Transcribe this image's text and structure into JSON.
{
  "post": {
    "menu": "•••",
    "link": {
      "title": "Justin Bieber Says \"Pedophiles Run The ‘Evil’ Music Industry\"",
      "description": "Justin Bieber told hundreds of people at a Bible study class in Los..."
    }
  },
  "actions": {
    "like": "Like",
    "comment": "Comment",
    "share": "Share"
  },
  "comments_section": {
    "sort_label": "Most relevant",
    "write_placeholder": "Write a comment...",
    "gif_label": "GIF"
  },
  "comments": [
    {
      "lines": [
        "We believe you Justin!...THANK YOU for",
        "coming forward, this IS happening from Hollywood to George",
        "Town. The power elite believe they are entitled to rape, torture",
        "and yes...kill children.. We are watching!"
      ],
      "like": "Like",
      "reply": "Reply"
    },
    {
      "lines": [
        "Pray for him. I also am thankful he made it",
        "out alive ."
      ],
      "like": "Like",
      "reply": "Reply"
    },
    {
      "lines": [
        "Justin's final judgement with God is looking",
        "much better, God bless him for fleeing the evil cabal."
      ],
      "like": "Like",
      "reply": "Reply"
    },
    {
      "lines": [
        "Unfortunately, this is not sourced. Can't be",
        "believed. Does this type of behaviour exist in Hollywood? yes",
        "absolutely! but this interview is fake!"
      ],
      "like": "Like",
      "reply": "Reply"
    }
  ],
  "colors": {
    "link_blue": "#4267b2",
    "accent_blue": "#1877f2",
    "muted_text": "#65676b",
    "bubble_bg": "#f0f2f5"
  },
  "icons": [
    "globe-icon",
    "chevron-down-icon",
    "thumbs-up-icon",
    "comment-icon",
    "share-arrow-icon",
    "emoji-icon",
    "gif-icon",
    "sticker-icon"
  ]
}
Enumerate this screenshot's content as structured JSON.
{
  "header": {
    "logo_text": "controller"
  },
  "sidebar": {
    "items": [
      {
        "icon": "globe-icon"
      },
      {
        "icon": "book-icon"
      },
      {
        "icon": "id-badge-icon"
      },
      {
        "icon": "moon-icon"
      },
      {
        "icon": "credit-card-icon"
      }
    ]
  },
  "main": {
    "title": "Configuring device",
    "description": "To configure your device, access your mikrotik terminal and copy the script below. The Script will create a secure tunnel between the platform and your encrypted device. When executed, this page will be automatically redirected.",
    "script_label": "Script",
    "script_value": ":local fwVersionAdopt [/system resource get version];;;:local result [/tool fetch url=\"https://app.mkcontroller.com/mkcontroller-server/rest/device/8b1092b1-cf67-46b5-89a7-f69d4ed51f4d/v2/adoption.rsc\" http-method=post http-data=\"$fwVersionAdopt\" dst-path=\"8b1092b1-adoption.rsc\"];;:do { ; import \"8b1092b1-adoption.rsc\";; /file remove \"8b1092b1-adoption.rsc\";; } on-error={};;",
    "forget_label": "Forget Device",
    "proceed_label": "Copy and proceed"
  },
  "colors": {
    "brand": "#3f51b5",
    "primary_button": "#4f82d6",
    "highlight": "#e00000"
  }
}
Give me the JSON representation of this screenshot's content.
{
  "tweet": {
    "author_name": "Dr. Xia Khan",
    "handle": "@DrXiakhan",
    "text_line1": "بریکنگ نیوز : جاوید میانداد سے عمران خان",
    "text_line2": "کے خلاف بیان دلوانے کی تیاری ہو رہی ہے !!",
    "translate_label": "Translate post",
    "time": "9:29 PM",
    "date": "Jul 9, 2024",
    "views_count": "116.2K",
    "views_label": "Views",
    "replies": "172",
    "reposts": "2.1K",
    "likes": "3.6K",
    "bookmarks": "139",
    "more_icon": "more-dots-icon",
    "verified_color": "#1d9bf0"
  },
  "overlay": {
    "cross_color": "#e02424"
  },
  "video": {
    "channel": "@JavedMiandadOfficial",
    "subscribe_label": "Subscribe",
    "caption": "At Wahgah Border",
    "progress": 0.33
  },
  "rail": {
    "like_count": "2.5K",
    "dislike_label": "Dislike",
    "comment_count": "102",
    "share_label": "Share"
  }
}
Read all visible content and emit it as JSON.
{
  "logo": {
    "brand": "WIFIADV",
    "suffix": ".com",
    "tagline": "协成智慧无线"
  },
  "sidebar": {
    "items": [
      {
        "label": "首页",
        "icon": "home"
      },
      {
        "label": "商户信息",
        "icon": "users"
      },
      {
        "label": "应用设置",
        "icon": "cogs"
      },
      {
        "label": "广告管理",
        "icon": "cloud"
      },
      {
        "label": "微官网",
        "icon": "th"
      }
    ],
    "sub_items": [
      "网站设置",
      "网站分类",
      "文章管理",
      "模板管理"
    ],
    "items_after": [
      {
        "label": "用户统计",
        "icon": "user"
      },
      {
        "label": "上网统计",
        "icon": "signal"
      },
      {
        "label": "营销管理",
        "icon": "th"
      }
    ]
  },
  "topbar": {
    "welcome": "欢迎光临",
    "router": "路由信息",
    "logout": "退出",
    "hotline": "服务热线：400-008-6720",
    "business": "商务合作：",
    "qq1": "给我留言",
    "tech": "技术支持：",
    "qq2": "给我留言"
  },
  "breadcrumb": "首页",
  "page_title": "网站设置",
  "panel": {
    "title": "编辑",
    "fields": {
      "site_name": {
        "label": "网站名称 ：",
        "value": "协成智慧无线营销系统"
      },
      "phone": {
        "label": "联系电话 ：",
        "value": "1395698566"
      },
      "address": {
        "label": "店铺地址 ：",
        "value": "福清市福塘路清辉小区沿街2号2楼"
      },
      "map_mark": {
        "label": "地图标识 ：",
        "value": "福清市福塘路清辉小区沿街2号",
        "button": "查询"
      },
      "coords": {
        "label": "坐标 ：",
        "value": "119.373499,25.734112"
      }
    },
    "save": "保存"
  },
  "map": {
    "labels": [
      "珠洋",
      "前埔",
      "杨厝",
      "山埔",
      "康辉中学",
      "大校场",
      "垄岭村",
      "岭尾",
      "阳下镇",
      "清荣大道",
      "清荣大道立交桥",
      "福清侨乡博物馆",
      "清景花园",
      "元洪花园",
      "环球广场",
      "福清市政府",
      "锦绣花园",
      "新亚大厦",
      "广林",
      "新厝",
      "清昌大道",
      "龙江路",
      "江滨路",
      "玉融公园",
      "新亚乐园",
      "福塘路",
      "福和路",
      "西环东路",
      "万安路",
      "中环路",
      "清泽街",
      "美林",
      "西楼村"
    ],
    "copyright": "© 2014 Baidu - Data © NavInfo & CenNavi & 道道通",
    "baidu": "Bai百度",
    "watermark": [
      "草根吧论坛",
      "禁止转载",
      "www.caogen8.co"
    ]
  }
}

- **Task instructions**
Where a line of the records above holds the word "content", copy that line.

- **Exercise output**
Enumerate this screenshot's content as structured JSON.
Give me the JSON representation of this screenshot's content.
Read all visible content and emit it as JSON.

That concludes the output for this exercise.